━━━━━ SUPPLIED MATERIAL ━━━━━

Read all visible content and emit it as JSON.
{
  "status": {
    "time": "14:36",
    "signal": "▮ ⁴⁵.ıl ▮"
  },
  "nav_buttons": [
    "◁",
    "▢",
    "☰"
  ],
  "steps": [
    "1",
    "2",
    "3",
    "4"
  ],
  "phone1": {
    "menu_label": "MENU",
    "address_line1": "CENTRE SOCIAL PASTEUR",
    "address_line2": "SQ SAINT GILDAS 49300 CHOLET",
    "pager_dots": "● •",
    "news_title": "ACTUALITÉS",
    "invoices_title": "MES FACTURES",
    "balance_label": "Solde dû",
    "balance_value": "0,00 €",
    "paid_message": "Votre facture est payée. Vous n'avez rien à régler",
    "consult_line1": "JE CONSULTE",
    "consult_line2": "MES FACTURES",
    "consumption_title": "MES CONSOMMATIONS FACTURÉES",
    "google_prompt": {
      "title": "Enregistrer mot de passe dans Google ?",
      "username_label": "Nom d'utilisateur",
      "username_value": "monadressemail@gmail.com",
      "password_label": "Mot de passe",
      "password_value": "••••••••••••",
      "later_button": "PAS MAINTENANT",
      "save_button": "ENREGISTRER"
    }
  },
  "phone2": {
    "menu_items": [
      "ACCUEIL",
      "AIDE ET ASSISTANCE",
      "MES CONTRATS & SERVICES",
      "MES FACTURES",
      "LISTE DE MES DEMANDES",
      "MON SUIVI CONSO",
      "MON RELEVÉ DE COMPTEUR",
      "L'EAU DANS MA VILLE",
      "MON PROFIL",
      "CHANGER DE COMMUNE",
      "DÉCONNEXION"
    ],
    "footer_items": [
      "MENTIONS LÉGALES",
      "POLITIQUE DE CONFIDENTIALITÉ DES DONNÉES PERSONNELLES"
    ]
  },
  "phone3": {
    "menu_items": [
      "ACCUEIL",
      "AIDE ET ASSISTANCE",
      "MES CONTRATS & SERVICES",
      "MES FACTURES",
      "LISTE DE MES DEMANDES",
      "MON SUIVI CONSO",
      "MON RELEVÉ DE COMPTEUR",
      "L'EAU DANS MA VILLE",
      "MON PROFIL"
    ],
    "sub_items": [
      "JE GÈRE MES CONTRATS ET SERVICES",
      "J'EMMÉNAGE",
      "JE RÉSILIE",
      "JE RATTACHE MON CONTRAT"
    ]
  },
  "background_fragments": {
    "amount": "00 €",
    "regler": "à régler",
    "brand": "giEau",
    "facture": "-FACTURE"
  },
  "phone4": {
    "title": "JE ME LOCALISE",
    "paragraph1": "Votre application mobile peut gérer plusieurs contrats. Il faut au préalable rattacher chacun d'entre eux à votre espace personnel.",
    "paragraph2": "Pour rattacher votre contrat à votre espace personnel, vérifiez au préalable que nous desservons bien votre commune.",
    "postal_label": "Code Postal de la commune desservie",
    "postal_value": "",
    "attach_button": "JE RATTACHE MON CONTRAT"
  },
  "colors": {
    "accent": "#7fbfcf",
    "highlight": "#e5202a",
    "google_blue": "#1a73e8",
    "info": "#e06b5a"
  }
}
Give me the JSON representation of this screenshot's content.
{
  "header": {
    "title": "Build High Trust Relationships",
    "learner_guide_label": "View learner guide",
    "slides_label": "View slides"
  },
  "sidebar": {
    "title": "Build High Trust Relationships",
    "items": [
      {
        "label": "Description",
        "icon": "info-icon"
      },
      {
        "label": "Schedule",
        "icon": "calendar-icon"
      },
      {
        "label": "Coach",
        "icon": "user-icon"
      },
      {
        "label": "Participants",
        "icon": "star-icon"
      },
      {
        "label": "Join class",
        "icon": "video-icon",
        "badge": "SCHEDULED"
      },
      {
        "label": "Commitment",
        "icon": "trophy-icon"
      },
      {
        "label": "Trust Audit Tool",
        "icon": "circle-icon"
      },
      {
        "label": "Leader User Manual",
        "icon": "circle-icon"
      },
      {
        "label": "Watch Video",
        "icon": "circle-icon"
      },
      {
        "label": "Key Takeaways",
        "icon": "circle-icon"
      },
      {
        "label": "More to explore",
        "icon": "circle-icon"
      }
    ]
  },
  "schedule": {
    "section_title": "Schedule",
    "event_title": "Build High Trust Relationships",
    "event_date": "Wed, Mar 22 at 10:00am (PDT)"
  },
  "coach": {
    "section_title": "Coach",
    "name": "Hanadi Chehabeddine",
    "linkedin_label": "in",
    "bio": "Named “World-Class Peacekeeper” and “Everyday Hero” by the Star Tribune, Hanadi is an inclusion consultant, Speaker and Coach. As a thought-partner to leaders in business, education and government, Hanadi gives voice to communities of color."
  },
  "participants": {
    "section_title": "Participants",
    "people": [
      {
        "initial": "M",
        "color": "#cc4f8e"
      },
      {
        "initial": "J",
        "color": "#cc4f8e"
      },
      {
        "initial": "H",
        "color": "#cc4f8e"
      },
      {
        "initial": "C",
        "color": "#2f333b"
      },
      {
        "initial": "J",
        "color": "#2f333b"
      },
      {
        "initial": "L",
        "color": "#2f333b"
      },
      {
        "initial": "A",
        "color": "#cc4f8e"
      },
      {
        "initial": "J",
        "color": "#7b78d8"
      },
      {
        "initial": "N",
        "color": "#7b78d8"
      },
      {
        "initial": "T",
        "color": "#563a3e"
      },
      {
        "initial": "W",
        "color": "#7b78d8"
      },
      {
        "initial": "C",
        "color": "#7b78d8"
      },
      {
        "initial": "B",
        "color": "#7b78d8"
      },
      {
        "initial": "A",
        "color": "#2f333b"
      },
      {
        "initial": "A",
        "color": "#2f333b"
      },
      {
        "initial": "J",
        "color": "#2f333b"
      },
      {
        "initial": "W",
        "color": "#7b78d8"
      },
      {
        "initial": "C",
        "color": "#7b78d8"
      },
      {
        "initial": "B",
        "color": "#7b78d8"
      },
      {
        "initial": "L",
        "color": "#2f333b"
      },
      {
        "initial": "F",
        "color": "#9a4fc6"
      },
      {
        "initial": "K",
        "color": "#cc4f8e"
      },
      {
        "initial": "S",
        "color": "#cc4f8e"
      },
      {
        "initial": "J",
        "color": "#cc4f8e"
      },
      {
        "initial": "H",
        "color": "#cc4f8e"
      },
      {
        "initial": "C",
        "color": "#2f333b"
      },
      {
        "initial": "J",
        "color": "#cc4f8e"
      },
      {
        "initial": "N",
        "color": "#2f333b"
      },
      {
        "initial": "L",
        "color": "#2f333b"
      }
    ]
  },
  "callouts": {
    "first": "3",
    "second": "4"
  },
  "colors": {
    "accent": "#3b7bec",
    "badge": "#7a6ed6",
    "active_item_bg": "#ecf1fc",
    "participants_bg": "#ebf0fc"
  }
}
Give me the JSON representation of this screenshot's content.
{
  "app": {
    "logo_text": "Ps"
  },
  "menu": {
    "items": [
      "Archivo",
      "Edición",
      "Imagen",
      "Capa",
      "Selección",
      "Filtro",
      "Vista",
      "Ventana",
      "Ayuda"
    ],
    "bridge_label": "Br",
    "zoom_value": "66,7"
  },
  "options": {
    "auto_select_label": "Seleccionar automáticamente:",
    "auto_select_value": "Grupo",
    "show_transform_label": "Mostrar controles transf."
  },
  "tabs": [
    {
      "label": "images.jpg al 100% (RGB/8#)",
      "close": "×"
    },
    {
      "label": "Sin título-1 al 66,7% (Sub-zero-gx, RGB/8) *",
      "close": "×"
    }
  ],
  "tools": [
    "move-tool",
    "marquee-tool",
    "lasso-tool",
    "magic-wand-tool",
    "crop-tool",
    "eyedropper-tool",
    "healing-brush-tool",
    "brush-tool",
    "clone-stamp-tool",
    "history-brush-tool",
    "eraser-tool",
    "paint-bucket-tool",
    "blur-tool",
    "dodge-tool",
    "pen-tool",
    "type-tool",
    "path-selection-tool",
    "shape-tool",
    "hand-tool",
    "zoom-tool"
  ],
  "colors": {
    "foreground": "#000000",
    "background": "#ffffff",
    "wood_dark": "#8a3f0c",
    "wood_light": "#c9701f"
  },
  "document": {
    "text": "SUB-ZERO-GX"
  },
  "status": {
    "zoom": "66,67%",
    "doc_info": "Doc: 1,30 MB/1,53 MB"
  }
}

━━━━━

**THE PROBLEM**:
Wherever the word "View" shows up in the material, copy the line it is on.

**SOLUTION TO THIS PROBLEM**:
    "learner_guide_label": "View learner guide",
    "slides_label": "View slides"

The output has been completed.